## Data records
━━━━

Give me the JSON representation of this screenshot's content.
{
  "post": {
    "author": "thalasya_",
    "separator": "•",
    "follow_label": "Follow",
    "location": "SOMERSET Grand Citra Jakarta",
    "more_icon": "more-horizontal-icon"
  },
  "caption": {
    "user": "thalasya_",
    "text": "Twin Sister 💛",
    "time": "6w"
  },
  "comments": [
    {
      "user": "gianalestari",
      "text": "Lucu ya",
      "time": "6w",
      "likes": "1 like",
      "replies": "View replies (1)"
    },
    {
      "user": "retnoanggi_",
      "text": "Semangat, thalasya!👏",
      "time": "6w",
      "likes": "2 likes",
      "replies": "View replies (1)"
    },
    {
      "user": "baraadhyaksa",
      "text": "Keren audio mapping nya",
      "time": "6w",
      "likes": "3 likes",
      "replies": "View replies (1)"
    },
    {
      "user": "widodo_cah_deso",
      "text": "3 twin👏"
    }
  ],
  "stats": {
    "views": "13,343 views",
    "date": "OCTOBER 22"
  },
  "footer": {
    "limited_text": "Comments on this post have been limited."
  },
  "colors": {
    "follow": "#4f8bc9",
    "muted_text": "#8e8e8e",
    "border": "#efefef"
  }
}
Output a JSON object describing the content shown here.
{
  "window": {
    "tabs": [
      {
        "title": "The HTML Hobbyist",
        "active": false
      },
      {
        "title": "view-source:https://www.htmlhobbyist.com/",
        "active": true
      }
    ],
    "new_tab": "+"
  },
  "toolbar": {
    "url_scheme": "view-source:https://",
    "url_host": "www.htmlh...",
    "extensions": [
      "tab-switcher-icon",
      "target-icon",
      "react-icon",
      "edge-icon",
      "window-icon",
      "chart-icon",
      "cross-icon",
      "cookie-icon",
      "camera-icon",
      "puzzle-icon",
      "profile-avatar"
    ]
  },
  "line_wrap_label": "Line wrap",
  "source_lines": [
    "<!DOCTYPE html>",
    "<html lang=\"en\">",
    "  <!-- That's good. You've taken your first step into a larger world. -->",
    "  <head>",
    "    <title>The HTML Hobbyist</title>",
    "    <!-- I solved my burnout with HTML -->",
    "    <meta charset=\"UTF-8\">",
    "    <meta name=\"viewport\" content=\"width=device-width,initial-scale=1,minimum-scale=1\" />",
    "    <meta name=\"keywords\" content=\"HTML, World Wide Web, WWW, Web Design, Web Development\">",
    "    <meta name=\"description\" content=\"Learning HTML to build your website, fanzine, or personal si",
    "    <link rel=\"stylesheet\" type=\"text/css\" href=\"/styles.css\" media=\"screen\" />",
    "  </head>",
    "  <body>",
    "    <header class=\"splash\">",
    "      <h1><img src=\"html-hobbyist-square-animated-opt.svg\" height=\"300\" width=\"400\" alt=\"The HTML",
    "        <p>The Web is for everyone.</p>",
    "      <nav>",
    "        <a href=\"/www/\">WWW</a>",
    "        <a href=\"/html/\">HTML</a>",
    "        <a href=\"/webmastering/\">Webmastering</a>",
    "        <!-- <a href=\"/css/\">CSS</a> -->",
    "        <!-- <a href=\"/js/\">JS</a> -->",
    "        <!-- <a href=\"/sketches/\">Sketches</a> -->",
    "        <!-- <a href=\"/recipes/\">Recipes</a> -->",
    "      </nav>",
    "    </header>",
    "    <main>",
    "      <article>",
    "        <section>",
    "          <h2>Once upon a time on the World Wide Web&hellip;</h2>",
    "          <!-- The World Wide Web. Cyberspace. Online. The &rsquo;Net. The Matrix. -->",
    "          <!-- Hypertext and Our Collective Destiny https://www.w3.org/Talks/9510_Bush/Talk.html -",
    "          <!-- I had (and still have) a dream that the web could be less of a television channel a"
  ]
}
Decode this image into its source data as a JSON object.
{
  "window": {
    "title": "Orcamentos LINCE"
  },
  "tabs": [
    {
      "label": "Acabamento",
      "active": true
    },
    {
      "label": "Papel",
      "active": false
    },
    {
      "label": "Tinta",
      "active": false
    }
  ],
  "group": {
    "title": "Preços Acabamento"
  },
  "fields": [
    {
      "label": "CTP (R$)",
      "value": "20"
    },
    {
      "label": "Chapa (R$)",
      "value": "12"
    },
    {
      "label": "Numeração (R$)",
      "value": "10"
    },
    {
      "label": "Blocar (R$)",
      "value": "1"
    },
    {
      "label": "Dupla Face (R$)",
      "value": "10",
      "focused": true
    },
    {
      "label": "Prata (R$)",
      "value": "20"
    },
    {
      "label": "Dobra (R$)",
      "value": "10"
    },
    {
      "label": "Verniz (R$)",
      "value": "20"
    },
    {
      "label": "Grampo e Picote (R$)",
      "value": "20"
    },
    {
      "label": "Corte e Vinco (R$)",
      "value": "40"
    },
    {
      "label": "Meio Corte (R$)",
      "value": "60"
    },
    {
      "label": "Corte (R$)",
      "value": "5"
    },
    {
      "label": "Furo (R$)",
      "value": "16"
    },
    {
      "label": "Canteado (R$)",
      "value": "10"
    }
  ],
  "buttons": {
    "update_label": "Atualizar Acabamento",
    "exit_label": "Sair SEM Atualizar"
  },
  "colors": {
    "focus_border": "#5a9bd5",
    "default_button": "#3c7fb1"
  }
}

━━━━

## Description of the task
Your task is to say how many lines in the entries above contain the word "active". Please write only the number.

## Exercise output
5